### [How to complete this task]
Go through the records below and show every line with the string "출연하여".

[Dataset entries]
-- Opening Marker --

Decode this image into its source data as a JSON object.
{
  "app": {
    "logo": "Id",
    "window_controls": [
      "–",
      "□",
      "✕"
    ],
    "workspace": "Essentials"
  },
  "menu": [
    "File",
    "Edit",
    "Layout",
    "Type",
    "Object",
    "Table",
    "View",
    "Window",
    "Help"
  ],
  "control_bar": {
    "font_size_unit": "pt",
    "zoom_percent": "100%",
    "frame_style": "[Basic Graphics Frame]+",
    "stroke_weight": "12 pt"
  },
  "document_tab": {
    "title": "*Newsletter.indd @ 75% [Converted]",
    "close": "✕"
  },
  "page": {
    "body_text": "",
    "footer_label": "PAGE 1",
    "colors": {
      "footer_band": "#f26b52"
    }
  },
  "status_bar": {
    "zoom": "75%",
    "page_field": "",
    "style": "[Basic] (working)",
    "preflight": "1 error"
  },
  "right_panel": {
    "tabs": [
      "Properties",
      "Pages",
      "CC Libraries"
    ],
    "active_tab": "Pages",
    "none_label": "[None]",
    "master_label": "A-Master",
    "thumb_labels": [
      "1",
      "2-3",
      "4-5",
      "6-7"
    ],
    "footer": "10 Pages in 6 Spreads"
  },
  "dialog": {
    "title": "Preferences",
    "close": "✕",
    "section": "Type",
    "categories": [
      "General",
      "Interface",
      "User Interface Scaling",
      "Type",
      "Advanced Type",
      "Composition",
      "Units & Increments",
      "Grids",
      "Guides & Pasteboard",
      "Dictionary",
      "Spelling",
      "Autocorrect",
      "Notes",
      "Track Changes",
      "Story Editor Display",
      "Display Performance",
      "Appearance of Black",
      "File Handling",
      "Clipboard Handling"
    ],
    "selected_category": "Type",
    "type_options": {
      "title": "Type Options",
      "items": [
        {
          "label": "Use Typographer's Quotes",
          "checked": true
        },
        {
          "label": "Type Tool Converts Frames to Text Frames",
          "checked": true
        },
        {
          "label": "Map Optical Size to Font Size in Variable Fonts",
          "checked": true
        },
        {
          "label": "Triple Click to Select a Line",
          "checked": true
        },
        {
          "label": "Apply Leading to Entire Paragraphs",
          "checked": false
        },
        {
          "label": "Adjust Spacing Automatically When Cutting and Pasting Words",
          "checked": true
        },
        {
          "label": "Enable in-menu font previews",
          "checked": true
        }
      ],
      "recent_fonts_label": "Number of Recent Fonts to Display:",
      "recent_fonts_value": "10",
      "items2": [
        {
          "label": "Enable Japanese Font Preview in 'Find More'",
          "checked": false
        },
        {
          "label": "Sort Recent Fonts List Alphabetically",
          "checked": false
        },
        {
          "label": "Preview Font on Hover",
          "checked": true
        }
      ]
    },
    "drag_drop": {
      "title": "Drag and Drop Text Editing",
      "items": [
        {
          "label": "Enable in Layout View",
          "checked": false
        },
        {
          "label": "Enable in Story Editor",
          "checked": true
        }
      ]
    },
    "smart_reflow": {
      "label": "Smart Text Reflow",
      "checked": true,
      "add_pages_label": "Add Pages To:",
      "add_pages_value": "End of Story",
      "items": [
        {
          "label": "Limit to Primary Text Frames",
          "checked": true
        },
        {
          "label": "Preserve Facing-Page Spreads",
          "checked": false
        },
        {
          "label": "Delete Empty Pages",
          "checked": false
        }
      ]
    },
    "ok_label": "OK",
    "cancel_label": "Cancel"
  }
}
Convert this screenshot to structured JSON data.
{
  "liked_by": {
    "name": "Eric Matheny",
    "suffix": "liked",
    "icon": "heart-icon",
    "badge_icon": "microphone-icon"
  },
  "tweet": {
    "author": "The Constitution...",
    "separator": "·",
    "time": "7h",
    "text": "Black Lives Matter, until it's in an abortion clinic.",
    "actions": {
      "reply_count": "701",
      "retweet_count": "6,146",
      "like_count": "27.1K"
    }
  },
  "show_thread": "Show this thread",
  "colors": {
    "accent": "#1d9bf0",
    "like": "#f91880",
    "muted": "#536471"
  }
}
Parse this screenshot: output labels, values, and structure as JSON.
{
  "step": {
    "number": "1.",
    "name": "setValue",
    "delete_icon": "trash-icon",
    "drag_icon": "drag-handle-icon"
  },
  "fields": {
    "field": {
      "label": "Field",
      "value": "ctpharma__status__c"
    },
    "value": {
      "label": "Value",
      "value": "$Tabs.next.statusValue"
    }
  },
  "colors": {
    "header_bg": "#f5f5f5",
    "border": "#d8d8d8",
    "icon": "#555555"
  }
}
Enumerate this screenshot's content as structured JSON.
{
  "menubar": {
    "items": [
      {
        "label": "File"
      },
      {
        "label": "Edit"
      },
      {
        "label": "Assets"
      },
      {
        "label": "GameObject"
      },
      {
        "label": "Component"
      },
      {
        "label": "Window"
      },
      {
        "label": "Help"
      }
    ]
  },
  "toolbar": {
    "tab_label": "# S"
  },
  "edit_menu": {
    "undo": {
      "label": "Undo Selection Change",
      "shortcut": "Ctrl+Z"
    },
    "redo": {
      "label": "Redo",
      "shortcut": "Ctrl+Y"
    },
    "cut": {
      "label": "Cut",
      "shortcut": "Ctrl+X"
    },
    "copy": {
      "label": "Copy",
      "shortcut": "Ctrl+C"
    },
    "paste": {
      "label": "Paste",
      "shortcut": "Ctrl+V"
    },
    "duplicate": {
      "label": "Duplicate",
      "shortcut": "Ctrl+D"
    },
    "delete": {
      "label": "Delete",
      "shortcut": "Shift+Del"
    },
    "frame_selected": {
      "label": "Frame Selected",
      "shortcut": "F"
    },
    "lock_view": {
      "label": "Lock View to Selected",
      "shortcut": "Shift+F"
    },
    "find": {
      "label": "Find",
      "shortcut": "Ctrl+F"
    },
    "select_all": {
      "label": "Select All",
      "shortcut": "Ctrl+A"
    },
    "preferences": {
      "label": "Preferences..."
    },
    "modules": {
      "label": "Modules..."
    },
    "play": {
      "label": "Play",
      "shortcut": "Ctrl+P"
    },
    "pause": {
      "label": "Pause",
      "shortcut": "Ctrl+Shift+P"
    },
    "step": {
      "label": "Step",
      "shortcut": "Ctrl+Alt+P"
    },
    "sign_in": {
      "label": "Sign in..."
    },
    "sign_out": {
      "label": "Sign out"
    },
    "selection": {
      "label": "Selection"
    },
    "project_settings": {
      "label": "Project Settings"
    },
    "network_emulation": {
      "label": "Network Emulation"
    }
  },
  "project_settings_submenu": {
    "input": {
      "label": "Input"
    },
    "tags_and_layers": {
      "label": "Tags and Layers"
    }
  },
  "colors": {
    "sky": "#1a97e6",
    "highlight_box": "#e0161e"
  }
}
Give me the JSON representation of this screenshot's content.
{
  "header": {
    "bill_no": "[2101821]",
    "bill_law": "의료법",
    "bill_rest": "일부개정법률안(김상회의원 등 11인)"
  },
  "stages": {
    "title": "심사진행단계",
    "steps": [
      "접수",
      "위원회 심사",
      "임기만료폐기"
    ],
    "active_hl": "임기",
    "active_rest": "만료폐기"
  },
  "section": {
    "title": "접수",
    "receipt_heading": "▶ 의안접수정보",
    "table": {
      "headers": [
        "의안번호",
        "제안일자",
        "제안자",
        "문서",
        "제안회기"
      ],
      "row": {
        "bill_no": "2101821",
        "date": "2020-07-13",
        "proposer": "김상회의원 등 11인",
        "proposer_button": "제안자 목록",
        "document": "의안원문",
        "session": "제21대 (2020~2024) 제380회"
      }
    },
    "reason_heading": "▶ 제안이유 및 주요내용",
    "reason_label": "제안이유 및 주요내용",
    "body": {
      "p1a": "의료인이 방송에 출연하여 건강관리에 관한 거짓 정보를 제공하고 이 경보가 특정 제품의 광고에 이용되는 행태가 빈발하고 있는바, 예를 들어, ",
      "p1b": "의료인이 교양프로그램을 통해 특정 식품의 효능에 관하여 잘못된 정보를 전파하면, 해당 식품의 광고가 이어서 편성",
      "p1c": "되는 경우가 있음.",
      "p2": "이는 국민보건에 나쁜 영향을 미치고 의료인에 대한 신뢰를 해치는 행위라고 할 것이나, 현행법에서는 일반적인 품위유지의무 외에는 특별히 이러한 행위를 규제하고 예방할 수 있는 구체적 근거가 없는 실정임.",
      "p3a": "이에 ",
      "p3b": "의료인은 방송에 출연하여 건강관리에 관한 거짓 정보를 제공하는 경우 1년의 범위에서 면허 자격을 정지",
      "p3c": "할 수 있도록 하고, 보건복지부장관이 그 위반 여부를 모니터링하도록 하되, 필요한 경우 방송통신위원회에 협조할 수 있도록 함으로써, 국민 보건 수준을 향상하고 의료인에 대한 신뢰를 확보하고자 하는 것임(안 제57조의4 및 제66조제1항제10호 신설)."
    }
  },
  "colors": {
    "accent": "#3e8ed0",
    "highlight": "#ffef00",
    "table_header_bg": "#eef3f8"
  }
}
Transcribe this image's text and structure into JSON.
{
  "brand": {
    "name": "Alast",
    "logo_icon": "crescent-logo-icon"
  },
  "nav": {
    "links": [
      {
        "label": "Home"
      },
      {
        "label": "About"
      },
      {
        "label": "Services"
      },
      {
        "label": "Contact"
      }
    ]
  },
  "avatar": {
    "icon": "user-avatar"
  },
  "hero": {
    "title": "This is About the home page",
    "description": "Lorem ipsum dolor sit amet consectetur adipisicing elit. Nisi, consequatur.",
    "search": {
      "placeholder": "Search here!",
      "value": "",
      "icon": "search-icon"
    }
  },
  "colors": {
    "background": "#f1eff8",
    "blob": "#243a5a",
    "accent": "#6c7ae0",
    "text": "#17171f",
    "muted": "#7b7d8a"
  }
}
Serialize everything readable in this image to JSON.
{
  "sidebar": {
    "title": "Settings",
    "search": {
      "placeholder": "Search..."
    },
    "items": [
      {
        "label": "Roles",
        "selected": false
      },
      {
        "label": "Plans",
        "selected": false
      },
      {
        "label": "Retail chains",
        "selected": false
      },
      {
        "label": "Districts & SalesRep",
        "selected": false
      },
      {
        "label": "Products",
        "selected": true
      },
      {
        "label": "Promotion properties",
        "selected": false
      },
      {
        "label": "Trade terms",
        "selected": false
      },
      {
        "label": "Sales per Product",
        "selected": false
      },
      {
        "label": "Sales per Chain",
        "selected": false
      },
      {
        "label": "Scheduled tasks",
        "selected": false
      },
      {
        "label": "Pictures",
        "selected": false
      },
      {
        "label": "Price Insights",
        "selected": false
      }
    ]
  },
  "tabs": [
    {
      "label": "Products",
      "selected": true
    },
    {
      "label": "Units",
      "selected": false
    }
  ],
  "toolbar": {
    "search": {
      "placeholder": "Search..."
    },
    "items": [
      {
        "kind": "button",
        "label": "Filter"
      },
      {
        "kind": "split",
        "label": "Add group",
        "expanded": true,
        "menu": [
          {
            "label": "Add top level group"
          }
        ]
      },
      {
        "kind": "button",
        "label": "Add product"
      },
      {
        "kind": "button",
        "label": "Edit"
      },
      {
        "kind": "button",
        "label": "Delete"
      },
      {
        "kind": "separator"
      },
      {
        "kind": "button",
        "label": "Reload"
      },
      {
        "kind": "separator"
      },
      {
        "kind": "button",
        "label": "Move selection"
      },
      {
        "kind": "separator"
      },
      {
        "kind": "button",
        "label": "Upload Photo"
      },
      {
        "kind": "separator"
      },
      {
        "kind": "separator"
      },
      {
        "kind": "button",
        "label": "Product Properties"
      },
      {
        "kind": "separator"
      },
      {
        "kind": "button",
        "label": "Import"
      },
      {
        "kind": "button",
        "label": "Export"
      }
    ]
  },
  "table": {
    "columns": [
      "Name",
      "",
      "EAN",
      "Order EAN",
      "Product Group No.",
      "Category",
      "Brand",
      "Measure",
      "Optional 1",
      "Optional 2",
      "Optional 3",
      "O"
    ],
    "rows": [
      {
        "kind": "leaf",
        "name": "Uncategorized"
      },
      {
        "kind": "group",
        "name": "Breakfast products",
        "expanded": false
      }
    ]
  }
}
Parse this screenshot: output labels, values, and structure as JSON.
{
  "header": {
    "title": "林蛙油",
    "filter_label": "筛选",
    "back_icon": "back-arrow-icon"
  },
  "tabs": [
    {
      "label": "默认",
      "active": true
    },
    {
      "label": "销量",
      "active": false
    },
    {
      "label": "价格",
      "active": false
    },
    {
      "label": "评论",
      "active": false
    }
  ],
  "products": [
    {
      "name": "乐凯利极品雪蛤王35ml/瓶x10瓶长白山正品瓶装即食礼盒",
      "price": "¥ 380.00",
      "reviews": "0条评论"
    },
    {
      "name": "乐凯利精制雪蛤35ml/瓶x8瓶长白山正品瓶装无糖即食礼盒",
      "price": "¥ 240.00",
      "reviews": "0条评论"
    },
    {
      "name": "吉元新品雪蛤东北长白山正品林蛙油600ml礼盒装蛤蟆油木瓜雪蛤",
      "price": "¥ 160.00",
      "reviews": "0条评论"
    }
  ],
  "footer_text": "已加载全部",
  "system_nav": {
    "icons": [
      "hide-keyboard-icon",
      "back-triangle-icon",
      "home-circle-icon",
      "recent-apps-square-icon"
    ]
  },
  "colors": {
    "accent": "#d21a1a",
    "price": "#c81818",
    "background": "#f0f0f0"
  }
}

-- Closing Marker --

### [Completed task]
      "p1a": "의료인이 방송에 출연하여 건강관리에 관한 거짓 정보를 제공하고 이 경보가 특정 제품의 광고에 이용되는 행태가 빈발하고 있는바, 예를 들어, ",
      "p3b": "의료인은 방송에 출연하여 건강관리에 관한 거짓 정보를 제공하는 경우 1년의 범위에서 면허 자격을 정지",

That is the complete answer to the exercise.